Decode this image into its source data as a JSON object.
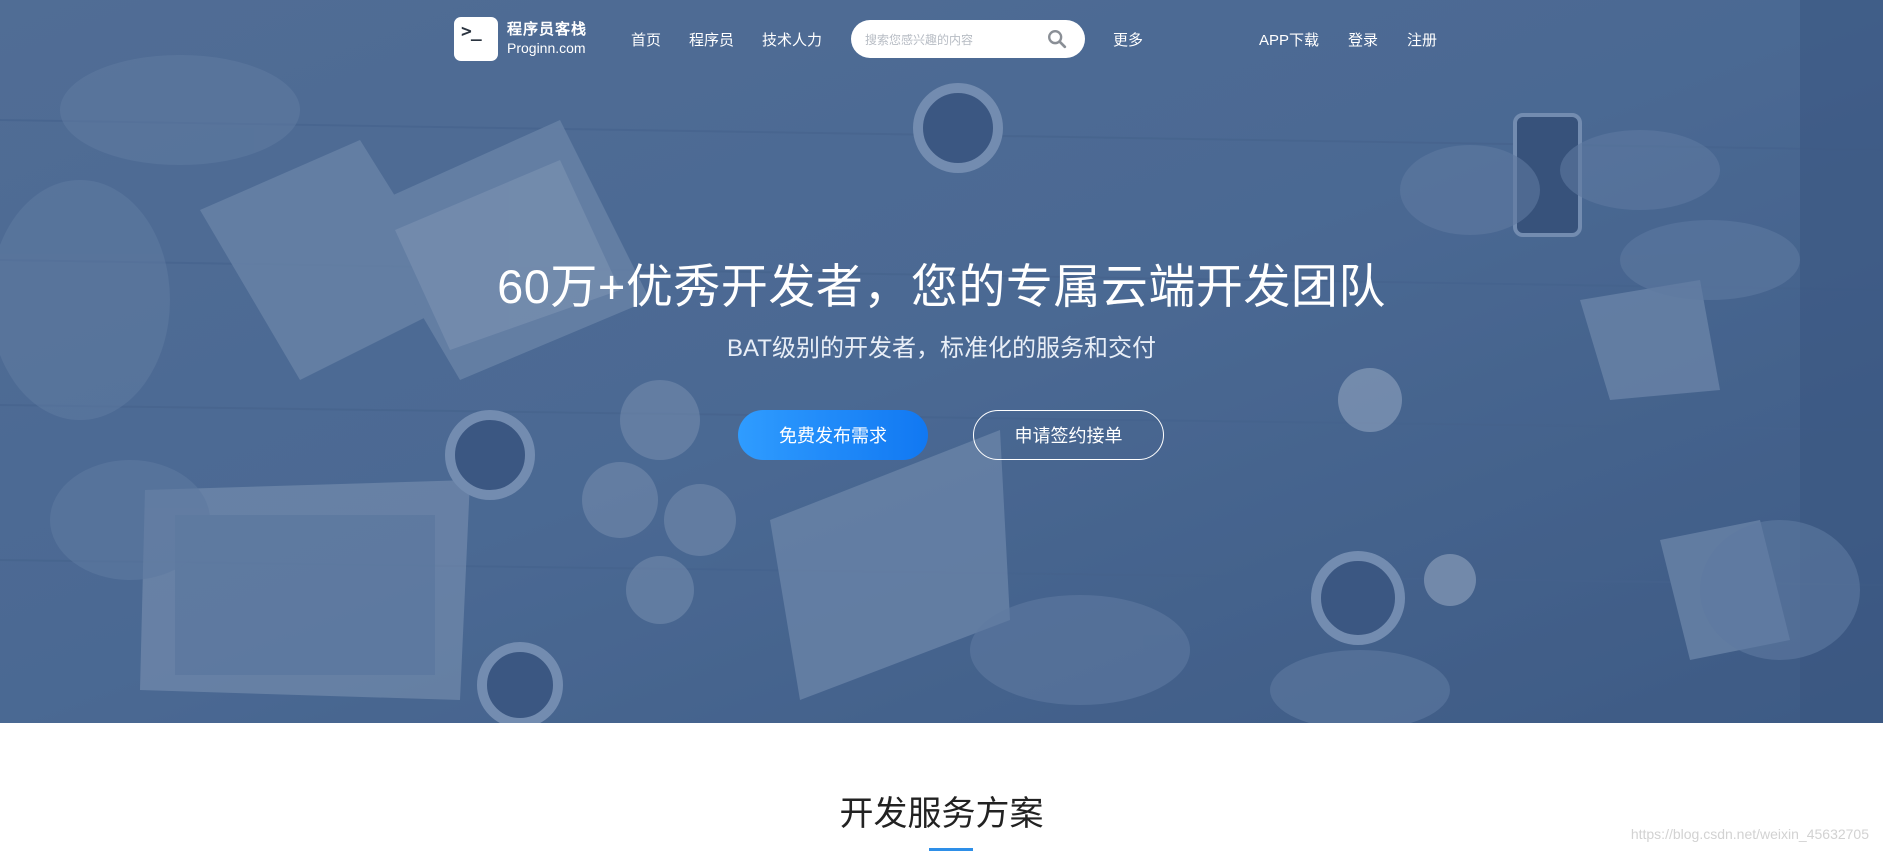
{
  "header": {
    "logo": {
      "icon": "terminal-prompt-icon",
      "glyph": ">_",
      "name": "程序员客栈",
      "domain": "Proginn.com"
    },
    "nav": [
      {
        "label": "首页"
      },
      {
        "label": "程序员"
      },
      {
        "label": "技术人力"
      }
    ],
    "search": {
      "value": "",
      "placeholder": "搜索您感兴趣的内容",
      "icon": "search-icon"
    },
    "more_label": "更多",
    "right_links": [
      {
        "label": "APP下载"
      },
      {
        "label": "登录"
      },
      {
        "label": "注册"
      }
    ]
  },
  "hero": {
    "title": "60万+优秀开发者，您的专属云端开发团队",
    "subtitle": "BAT级别的开发者，标准化的服务和交付",
    "primary_button": "免费发布需求",
    "secondary_button": "申请签约接单",
    "overlay_color": "#4f6b93"
  },
  "section": {
    "title": "开发服务方案",
    "accent_color": "#2e8fe8"
  },
  "watermark": "https://blog.csdn.net/weixin_45632705",
  "colors": {
    "primary_button": "#1a86f5",
    "hero_bg": "#4f6b93"
  }
}
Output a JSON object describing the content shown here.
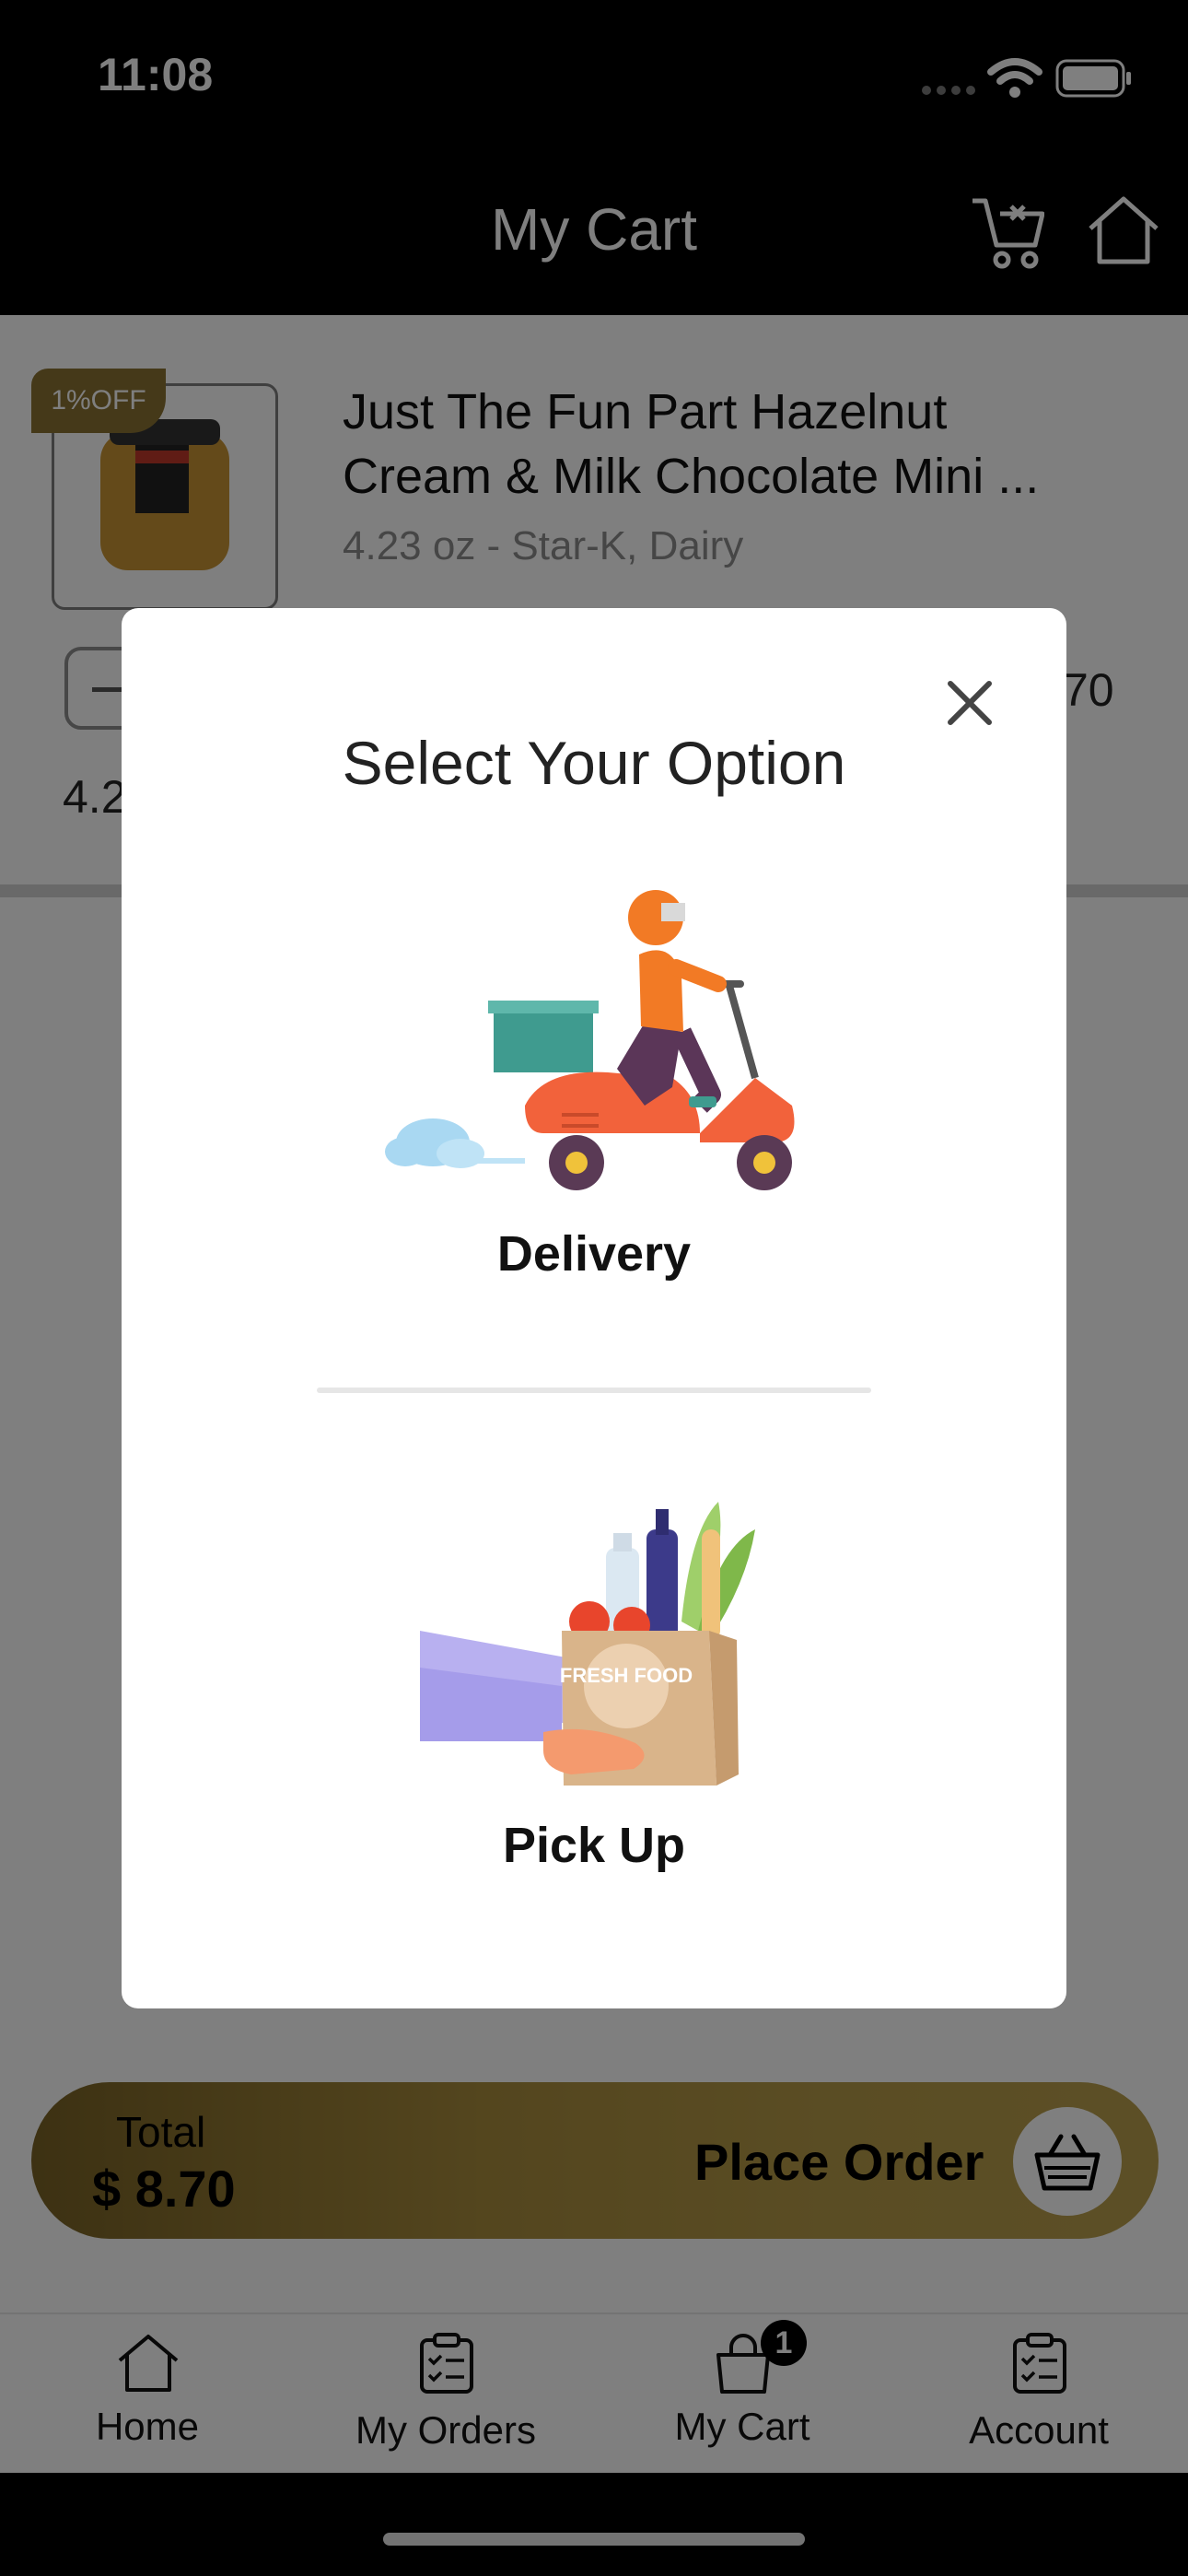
{
  "status_bar": {
    "time": "11:08"
  },
  "header": {
    "title": "My Cart",
    "icons": [
      "clear-cart-icon",
      "home-icon"
    ]
  },
  "cart_item": {
    "discount_badge": "1%OFF",
    "name_line1": "Just The Fun Part Hazelnut",
    "name_line2": "Cream & Milk Chocolate Mini ...",
    "details": "4.23 oz - Star-K, Dairy",
    "qty_unit_partial": "4.2",
    "price_partial": "70"
  },
  "total": {
    "label": "Total",
    "value": "$ 8.70",
    "place_order": "Place Order"
  },
  "tabs": [
    {
      "label": "Home",
      "icon": "home-icon"
    },
    {
      "label": "My Orders",
      "icon": "clipboard-icon"
    },
    {
      "label": "My Cart",
      "icon": "shopping-bag-icon",
      "badge": "1"
    },
    {
      "label": "Account",
      "icon": "clipboard-icon"
    }
  ],
  "modal": {
    "title": "Select Your Option",
    "options": [
      {
        "label": "Delivery",
        "illustration": "delivery-scooter-illustration"
      },
      {
        "label": "Pick Up",
        "illustration": "grocery-bag-illustration",
        "bag_text": "FRESH FOOD"
      }
    ]
  },
  "colors": {
    "accent": "#8a7233",
    "overlay": "rgba(0,0,0,0.5)"
  }
}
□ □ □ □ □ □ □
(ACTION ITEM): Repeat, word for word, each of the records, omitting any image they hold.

(SOLVED PROBLEM):
Decode this image into its source data as a JSON object.
{
  "header": {
    "logo": {
      "icon": "terminal-prompt-icon",
      "glyph": ">_",
      "name": "程序员客栈",
      "domain": "Proginn.com"
    },
    "nav": [
      {
        "label": "首页"
      },
      {
        "label": "程序员"
      },
      {
        "label": "技术人力"
      }
    ],
    "search": {
      "value": "",
      "placeholder": "搜索您感兴趣的内容",
      "icon": "search-icon"
    },
    "more_label": "更多",
    "right_links": [
      {
        "label": "APP下载"
      },
      {
        "label": "登录"
      },
      {
        "label": "注册"
      }
    ]
  },
  "hero": {
    "title": "60万+优秀开发者，您的专属云端开发团队",
    "subtitle": "BAT级别的开发者，标准化的服务和交付",
    "primary_button": "免费发布需求",
    "secondary_button": "申请签约接单",
    "overlay_color": "#4f6b93"
  },
  "section": {
    "title": "开发服务方案",
    "accent_color": "#2e8fe8"
  },
  "watermark": "https://blog.csdn.net/weixin_45632705",
  "colors": {
    "primary_button": "#1a86f5",
    "hero_bg": "#4f6b93"
  }
}
Output a JSON object describing the content shown here.
{
  "status_bar": {
    "time": "11:08"
  },
  "header": {
    "title": "My Cart",
    "icons": [
      "clear-cart-icon",
      "home-icon"
    ]
  },
  "cart_item": {
    "discount_badge": "1%OFF",
    "name_line1": "Just The Fun Part Hazelnut",
    "name_line2": "Cream & Milk Chocolate Mini ...",
    "details": "4.23 oz - Star-K, Dairy",
    "qty_unit_partial": "4.2",
    "price_partial": "70"
  },
  "total": {
    "label": "Total",
    "value": "$ 8.70",
    "place_order": "Place Order"
  },
  "tabs": [
    {
      "label": "Home",
      "icon": "home-icon"
    },
    {
      "label": "My Orders",
      "icon": "clipboard-icon"
    },
    {
      "label": "My Cart",
      "icon": "shopping-bag-icon",
      "badge": "1"
    },
    {
      "label": "Account",
      "icon": "clipboard-icon"
    }
  ],
  "modal": {
    "title": "Select Your Option",
    "options": [
      {
        "label": "Delivery",
        "illustration": "delivery-scooter-illustration"
      },
      {
        "label": "Pick Up",
        "illustration": "grocery-bag-illustration",
        "bag_text": "FRESH FOOD"
      }
    ]
  },
  "colors": {
    "accent": "#8a7233",
    "overlay": "rgba(0,0,0,0.5)"
  }
}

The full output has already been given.